WHAT THIS TASK INVOLVES.
Whenever a line of the entries below holds the string "vous", copy that line and return it.

GIVEN DATA.
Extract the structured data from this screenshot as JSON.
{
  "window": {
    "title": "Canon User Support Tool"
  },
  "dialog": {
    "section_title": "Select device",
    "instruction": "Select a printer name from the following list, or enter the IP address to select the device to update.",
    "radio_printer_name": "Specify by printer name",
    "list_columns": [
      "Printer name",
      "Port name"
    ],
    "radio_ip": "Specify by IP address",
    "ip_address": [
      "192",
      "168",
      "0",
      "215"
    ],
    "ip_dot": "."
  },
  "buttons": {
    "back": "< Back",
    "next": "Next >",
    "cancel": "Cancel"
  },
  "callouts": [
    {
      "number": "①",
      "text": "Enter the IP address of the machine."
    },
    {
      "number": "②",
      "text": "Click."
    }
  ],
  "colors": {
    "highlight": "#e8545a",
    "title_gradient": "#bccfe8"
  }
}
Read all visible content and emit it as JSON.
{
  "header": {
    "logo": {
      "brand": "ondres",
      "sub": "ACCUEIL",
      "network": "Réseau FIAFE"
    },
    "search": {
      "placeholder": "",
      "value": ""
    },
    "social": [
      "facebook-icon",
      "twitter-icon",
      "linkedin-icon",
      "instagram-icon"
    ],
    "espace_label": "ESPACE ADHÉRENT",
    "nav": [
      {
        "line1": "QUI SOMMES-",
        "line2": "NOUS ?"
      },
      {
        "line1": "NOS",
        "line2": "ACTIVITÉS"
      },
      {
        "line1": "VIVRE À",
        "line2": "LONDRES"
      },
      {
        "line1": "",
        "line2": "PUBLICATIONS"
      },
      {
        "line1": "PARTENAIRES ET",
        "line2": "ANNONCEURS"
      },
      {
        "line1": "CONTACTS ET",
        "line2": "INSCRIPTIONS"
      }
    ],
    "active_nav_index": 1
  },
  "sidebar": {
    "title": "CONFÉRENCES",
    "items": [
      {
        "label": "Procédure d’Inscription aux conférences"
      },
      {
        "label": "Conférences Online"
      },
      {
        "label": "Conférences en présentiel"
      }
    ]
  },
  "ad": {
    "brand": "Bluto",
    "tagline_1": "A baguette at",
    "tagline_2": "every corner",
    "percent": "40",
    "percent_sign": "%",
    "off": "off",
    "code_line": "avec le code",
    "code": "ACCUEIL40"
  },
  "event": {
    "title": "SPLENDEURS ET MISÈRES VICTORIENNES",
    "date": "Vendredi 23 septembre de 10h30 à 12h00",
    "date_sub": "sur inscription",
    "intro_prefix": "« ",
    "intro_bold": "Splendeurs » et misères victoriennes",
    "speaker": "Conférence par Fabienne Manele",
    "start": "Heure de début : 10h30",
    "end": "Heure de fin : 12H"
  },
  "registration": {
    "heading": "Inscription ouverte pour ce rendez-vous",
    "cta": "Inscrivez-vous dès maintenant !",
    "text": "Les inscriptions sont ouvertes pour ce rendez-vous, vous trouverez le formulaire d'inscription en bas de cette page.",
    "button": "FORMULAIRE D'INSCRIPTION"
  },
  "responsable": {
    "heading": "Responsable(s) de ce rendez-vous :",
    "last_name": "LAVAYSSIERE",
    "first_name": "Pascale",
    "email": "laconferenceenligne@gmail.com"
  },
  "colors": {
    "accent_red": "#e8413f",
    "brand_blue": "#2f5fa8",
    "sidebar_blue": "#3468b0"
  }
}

YOUR RESPONSE.
    "heading": "Inscription ouverte pour ce rendez-vous",
    "cta": "Inscrivez-vous dès maintenant !",
    "text": "Les inscriptions sont ouvertes pour ce rendez-vous, vous trouverez le formulaire d'inscription en bas de cette page.",
    "heading": "Responsable(s) de ce rendez-vous :",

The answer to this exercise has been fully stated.